The federal government is about to embark on the 2020 Census. This time around, government workflow automation is one of the technology tools that will make it markedly different from decades past.
As reported by The Washington Post, adoption of new technologies is key to the success of the census. The upcoming one will carry a price tag of $15.6 billion, so generating efficiencies while also improving the accuracy of the census is high on its administrative agenda.
For example, satellite imaging will take the place of 2010’s method for updating home addresses and maps: 140,000 census fieldworkers literally walked almost every block in the country to create an accurate map – or as accurate as was possible at the time. The cost of doing the same in 2020 was projected at $17 billion.

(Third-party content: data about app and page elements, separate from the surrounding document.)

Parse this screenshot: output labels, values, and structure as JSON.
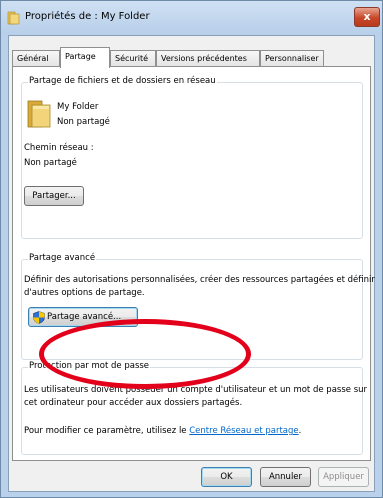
{
  "window": {
    "title": "Propriétés de : My Folder",
    "close_label": "x"
  },
  "tabs": [
    {
      "label": "Général"
    },
    {
      "label": "Partage"
    },
    {
      "label": "Sécurité"
    },
    {
      "label": "Versions précédentes"
    },
    {
      "label": "Personnaliser"
    }
  ],
  "sharing": {
    "group_title": "Partage de fichiers et de dossiers en réseau",
    "folder_name": "My Folder",
    "folder_status": "Non partagé",
    "network_path_label": "Chemin réseau :",
    "network_path_value": "Non partagé",
    "share_button": "Partager..."
  },
  "advanced": {
    "group_title": "Partage avancé",
    "description_line1": "Définir des autorisations personnalisées, créer des ressources partagées et définir",
    "description_line2": "d'autres options de partage.",
    "button": "Partage avancé..."
  },
  "protection": {
    "group_title": "Protection par mot de passe",
    "text_line1": "Les utilisateurs doivent posséder un compte d'utilisateur et un mot de passe sur",
    "text_line2": "cet ordinateur pour accéder aux dossiers partagés.",
    "text_line3": "Pour modifier ce paramètre, utilisez le",
    "link": "Centre Réseau et partage",
    "text_line3_end": "."
  },
  "footer": {
    "ok": "OK",
    "cancel": "Annuler",
    "apply": "Appliquer"
  },
  "colors": {
    "annotation": "#e3001b",
    "link": "#0066cc"
  }
}
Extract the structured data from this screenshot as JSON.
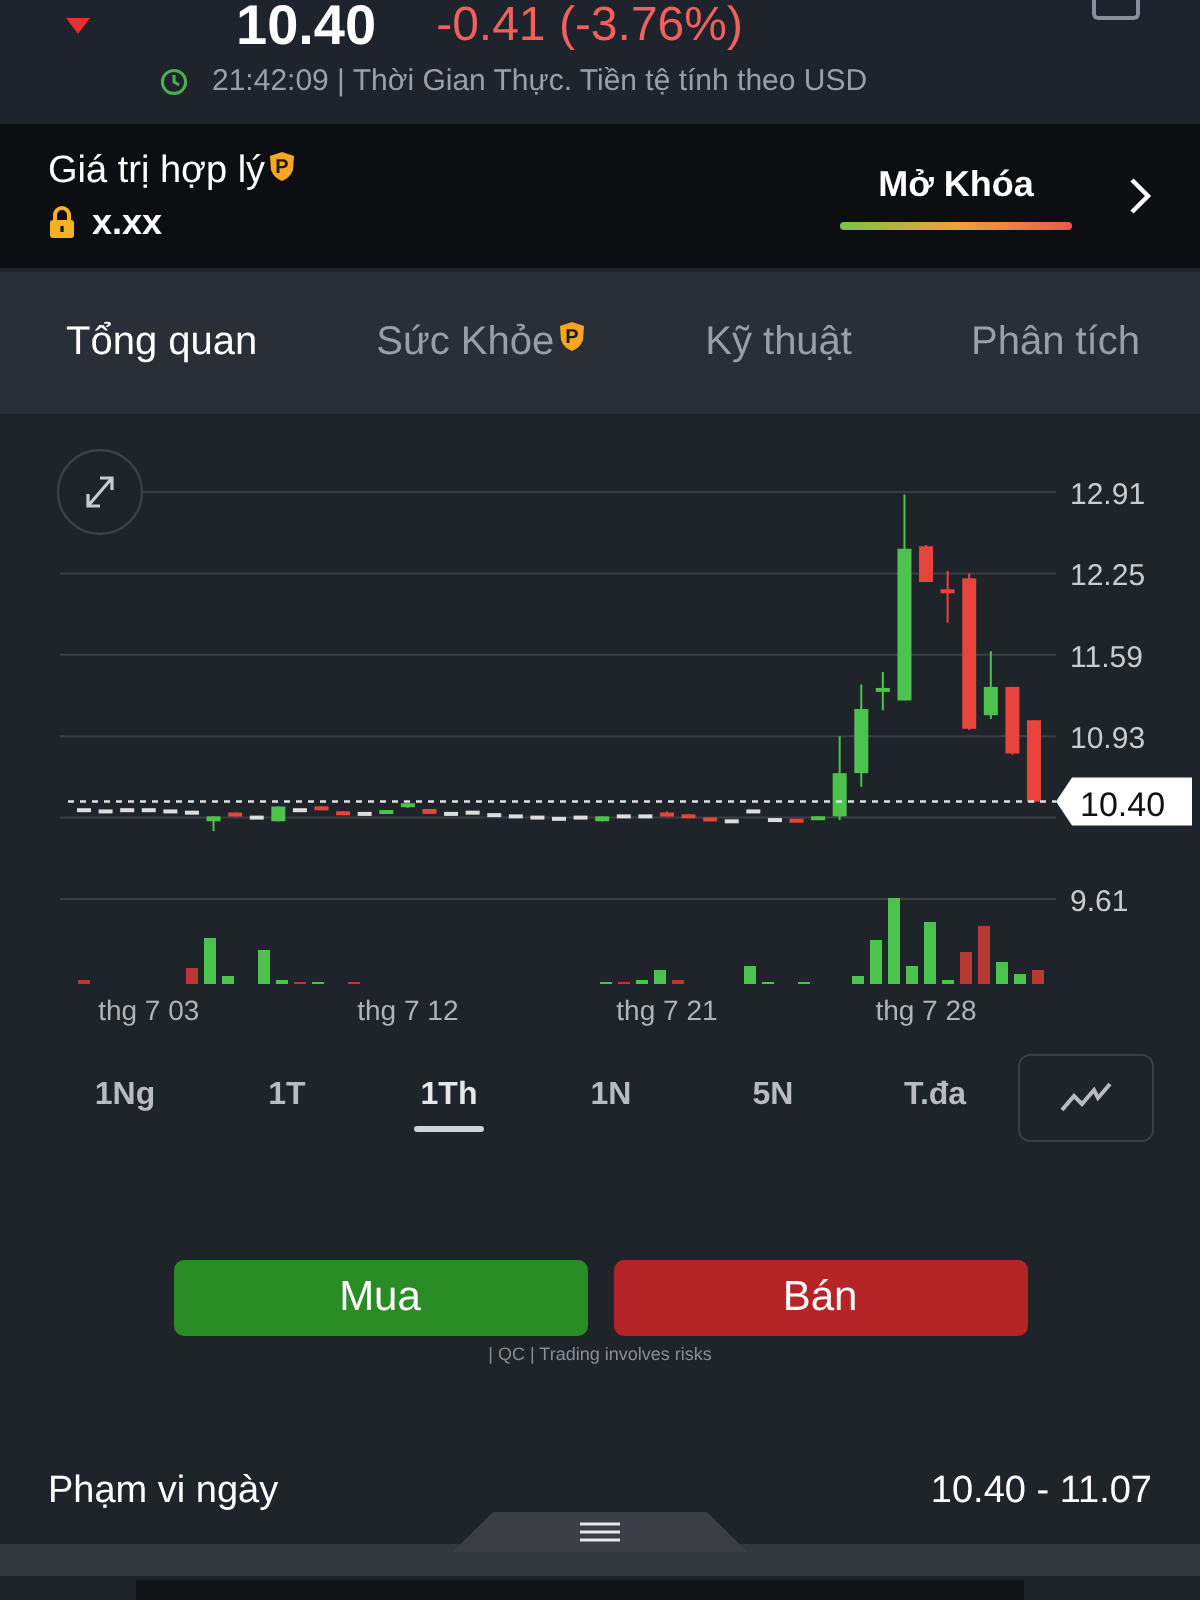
{
  "quote": {
    "price": "10.40",
    "change": "-0.41 (-3.76%)",
    "falling": true,
    "time_note": "21:42:09 | Thời Gian Thực. Tiền tệ tính theo USD"
  },
  "fair_value": {
    "label": "Giá trị hợp lý",
    "badge": "P",
    "value": "x.xx",
    "unlock": "Mở Khóa"
  },
  "tabs": [
    {
      "label": "Tổng quan",
      "selected": true
    },
    {
      "label": "Sức Khỏe",
      "selected": false,
      "badge": "P"
    },
    {
      "label": "Kỹ thuật",
      "selected": false
    },
    {
      "label": "Phân tích",
      "selected": false
    }
  ],
  "chart": {
    "chart_data": {
      "type": "candlestick",
      "grid": true,
      "categories": [
        null,
        null,
        null,
        "thg 7 03",
        null,
        null,
        null,
        null,
        null,
        null,
        null,
        null,
        null,
        null,
        null,
        "thg 7 12",
        null,
        null,
        null,
        null,
        null,
        null,
        null,
        null,
        null,
        null,
        null,
        "thg 7 21",
        null,
        null,
        null,
        null,
        null,
        null,
        null,
        null,
        null,
        null,
        null,
        "thg 7 28",
        null,
        null,
        null,
        null,
        null
      ],
      "ref_lines": [
        {
          "axis": "y",
          "value": 10.4,
          "label": "10.40"
        }
      ],
      "ohlc": [
        [
          10.33,
          10.34,
          10.32,
          10.33
        ],
        [
          10.32,
          10.33,
          10.31,
          10.32
        ],
        [
          10.33,
          10.34,
          10.32,
          10.33
        ],
        [
          10.33,
          10.34,
          10.32,
          10.33
        ],
        [
          10.32,
          10.33,
          10.31,
          10.32
        ],
        [
          10.31,
          10.32,
          10.3,
          10.31
        ],
        [
          10.24,
          10.28,
          10.16,
          10.28
        ],
        [
          10.31,
          10.31,
          10.28,
          10.28
        ],
        [
          10.27,
          10.27,
          10.26,
          10.27
        ],
        [
          10.24,
          10.36,
          10.24,
          10.36
        ],
        [
          10.33,
          10.34,
          10.32,
          10.33
        ],
        [
          10.35,
          10.36,
          10.33,
          10.34
        ],
        [
          10.32,
          10.32,
          10.29,
          10.29
        ],
        [
          10.3,
          10.31,
          10.3,
          10.3
        ],
        [
          10.3,
          10.33,
          10.3,
          10.33
        ],
        [
          10.36,
          10.38,
          10.35,
          10.38
        ],
        [
          10.34,
          10.34,
          10.3,
          10.3
        ],
        [
          10.3,
          10.31,
          10.3,
          10.3
        ],
        [
          10.31,
          10.32,
          10.31,
          10.31
        ],
        [
          10.29,
          10.3,
          10.29,
          10.29
        ],
        [
          10.28,
          10.28,
          10.28,
          10.28
        ],
        [
          10.27,
          10.28,
          10.27,
          10.27
        ],
        [
          10.26,
          10.27,
          10.26,
          10.26
        ],
        [
          10.27,
          10.28,
          10.27,
          10.27
        ],
        [
          10.24,
          10.28,
          10.24,
          10.28
        ],
        [
          10.28,
          10.29,
          10.27,
          10.28
        ],
        [
          10.28,
          10.29,
          10.28,
          10.28
        ],
        [
          10.31,
          10.32,
          10.28,
          10.28
        ],
        [
          10.29,
          10.3,
          10.27,
          10.27
        ],
        [
          10.26,
          10.26,
          10.25,
          10.25
        ],
        [
          10.24,
          10.24,
          10.24,
          10.24
        ],
        [
          10.32,
          10.32,
          10.32,
          10.32
        ],
        [
          10.25,
          10.26,
          10.25,
          10.25
        ],
        [
          10.25,
          10.25,
          10.24,
          10.24
        ],
        [
          10.25,
          10.28,
          10.25,
          10.28
        ],
        [
          10.28,
          10.93,
          10.25,
          10.63
        ],
        [
          10.63,
          11.35,
          10.52,
          11.15
        ],
        [
          11.3,
          11.45,
          11.14,
          11.31
        ],
        [
          11.22,
          12.89,
          11.22,
          12.45
        ],
        [
          12.47,
          12.48,
          12.18,
          12.18
        ],
        [
          12.12,
          12.27,
          11.85,
          12.09
        ],
        [
          12.21,
          12.25,
          10.98,
          10.99
        ],
        [
          11.1,
          11.62,
          11.07,
          11.33
        ],
        [
          11.33,
          11.33,
          10.78,
          10.79
        ],
        [
          11.06,
          11.06,
          10.39,
          10.4
        ]
      ],
      "ylim": [
        9.61,
        12.91
      ],
      "yticks": [
        12.91,
        12.25,
        11.59,
        10.93,
        9.61
      ]
    }
  },
  "ranges": [
    {
      "label": "1Ng",
      "selected": false
    },
    {
      "label": "1T",
      "selected": false
    },
    {
      "label": "1Th",
      "selected": true
    },
    {
      "label": "1N",
      "selected": false
    },
    {
      "label": "5N",
      "selected": false
    },
    {
      "label": "T.đa",
      "selected": false
    }
  ],
  "actions": {
    "buy": "Mua",
    "sell": "Bán",
    "disclaimer": "| QC | Trading involves risks"
  },
  "day_range": {
    "label": "Phạm vi ngày",
    "value": "10.40 - 11.07"
  }
}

But this time around, only areas that are visibly different from previous mapping will be visited by field teams, reducing the number of workers needed by 75%.
Just to build its geographic database, the 2020 Census will rely on integrating data from no less than 3,200 various partners. Applying data integration tools to address verification is another way they’ll cut costs by as much as $5 billion.
Paper forms take on a smaller part
As for the classic paper census form, and the job of the census-taker? They’re being supplanted by digitized online forms and process automation. But those will still have a part to play.
Paper forms will still be sent wherever there’s inadequate web access, or the area is (for some reason) seen as less likely to respond to other approaches. According to census officials, they’re prepared to process paper forms for approximately 30% of U.S. households. The cost and labor savings they’ll realize from applying online forms and process automation the other 70% will, as we’ve just seen, mount well into the billions.
Online forms and process automation will make it a far more convenient user experience for citizens, too, which is expected to drive up response. They’ll be able to access and fill out census forms via mobile devices, so they’ll be able to answer its questions sitting in their backyard, on a lunch break, between classes, or yes, during a particularly tedious presentation at work.
“Just to put it simply, everyone will have a chance to respond to the census the way they choose to respond,” said Al Fontenot, associate director for decennial census programs, “online, over the phone or on paper.”
An important leg of the entire operation will be the follow-up stage, where live census-takers will go out and try to reach the millions of homes that failed to initially respond. The 2010 Census plan was meant to utilize custom handheld devices for non-responder follow-ups, but the handhelds didn’t pass testing. So all follow-ups relied on paper forms. This time out, web-based technologies will (they hope) minimize the need for paper.
The stakes are huge for U.S. democracy
There are tremendous stakes in playduring a national census in most countries, but especially in the United States. How congressional districts are allocated, how government programs are funded and operated, and much of the rest of the machinery of modern American democracy, bureaucracy, and governance rely on having an accurate headcount of U.S. citizenry. The effects of that data trickle down into every level of government, as well.
SimpliGov is already a contributor in this space, thanks to our partnership with OSAAS. Some of the benefits our users have seen from using process automation for census-related operations?
- Submissions are simplified thanks to streamlined, self-guiding forms and optimized workflows
- Alerts and notifications can be automated, driving more efficient completion of submissions
- Documents can be attached to deliverables submissions
- Automatic calculations of funding amounts are associated to each contract deliverable
- Fund usage analysis and report is simplified
- Managers gain an easily-used means of reviewing and approving submissions
- An audit trail is automatically preserved for ensuring security and compliance
- Secure electronic signatures are included at each approval phase
Paper-based census processes may someday be completely replaced by digital ones, but they’re still with us – for now. By balancing the new (digital government forms and process automation) with the old (paper forms and manual processes), the 2020 Census aims to maximize engagement by the 300 million-plus Americans who depend, more than they probably know, on how successful their government is with the next national headcount.